Motifs are recurring structures, contrasts, or literary devices that can help to develop and inform the text’s major themes.
The romance between Rachel and Cates complicates Rachel’s personal development and frames the main conflict of the play—fundamentalism versus freedom of thought—in a personal light. The playwrights portray Reverend Brown, Rachel’s father and the community’s religious leader, as cruel and heartless. The preacher not only frightens Rachel from a young age but also publicly damns her soul for supporting Cates. Meanwhile, Cates, who teaches evolution to his students and has doubts about religion, stands in bold opposition to Rachel’s father and his views. These two characters test Rachel’s loyalties throughout the play. Rachel’s separation from her father and allegiance with Cates at the end of the trial shows how she resolves this conflict on a personal level, making a story about the politics of ideas a love story as well.
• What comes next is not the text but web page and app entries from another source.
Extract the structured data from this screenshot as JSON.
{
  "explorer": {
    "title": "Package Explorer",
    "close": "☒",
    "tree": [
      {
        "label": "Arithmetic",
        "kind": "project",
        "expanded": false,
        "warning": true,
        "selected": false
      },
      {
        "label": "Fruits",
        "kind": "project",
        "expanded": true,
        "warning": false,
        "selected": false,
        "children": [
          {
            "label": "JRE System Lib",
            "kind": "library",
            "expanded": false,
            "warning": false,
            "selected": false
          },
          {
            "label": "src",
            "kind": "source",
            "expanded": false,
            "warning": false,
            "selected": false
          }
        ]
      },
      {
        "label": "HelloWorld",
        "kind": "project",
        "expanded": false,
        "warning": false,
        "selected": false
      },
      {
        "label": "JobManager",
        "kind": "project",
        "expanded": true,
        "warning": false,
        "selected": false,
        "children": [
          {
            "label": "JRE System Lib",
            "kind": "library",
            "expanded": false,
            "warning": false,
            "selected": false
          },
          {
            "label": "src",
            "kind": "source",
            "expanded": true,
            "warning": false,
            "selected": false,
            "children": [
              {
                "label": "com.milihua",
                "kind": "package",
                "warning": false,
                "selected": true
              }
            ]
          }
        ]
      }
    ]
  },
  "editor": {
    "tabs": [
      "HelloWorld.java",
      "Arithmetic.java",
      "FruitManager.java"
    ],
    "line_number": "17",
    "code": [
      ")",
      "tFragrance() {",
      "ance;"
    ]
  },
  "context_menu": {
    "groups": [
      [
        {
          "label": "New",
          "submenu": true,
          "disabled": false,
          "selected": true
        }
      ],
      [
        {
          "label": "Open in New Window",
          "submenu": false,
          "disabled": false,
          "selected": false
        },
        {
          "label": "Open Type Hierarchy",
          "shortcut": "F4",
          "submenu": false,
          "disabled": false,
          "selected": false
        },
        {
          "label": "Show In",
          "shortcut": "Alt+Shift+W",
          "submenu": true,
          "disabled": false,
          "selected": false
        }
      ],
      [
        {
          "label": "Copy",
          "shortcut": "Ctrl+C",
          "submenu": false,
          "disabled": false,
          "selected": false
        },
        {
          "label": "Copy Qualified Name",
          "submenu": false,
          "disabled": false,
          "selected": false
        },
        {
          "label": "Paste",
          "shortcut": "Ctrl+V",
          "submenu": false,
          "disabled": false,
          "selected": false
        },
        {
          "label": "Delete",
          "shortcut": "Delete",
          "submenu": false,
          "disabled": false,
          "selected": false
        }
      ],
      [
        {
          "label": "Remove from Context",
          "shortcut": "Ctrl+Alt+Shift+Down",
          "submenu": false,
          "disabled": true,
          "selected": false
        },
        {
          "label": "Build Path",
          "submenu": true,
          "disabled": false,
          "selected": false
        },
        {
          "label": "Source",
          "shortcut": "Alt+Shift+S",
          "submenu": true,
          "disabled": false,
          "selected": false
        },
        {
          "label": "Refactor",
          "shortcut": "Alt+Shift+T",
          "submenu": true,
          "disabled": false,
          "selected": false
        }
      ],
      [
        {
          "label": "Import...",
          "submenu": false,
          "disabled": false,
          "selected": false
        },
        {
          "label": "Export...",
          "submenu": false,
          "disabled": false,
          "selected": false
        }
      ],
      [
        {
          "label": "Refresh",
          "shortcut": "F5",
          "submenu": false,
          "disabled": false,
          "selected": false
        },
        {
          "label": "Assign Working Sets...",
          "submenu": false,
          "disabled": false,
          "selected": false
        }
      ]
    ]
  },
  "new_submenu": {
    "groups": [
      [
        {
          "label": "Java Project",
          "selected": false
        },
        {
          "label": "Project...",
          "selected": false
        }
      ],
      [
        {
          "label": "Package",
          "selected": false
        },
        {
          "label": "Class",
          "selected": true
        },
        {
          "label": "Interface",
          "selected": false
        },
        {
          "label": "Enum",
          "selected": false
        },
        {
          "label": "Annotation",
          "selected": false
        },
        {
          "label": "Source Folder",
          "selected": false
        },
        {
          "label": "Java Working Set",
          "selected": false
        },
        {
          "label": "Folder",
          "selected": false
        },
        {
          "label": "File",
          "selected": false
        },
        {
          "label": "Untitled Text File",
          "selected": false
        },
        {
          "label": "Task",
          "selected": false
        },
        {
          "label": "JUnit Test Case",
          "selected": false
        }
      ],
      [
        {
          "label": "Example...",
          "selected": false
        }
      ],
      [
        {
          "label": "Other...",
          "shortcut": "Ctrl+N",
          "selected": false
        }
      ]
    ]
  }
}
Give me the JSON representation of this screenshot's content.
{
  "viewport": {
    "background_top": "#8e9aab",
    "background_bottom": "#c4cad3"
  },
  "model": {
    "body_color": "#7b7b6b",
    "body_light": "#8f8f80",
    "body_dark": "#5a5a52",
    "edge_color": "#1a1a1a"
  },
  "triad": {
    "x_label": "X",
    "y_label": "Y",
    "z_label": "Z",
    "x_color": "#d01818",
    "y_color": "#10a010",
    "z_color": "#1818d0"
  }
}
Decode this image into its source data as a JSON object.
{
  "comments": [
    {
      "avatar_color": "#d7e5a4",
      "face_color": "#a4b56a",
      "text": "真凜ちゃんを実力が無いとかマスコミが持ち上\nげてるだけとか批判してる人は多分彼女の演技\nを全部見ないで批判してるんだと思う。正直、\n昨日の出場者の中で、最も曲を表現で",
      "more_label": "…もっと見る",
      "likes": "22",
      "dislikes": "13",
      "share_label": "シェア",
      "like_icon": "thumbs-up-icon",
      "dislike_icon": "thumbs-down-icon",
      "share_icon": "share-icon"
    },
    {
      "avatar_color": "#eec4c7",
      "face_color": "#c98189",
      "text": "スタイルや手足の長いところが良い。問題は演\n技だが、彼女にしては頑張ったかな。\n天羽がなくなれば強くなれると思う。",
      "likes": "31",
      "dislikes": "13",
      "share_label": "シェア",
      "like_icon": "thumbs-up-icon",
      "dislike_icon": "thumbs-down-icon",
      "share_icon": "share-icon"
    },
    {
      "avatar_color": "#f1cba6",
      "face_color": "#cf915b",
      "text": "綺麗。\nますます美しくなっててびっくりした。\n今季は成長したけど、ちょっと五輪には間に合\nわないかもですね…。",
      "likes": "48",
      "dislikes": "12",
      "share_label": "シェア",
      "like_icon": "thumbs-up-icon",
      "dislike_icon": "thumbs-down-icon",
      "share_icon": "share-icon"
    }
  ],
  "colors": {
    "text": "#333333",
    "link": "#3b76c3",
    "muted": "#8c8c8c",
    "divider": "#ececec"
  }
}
The playwrights draw on a traditional dramatic device, the chorus, to underscore the main themes of Inherit the Wind. The chorus, which has its origins in ancient Greek theater, is a group of characters who deliver lines—typically sung in verse—that comment on the action of the play and predict the future. In Inherit the Wind, the playwrights consolidate this traditional chorus into a single chorus character, the Baltimore Herald reporter E. K. Hornbeck. Hornbeck’s lines appear in poetic form, and his musings, which originally seem extreme, eventually prove accurate and insightful. His presence also highlights the differences between North and South as well as between urban and rural environments. Hornbeck stands in for the real-life Baltimore journalist H. L. Mencken, one of the most popular journalists in American history, whose coverage of the Scopes Monkey Trial electrified the nation.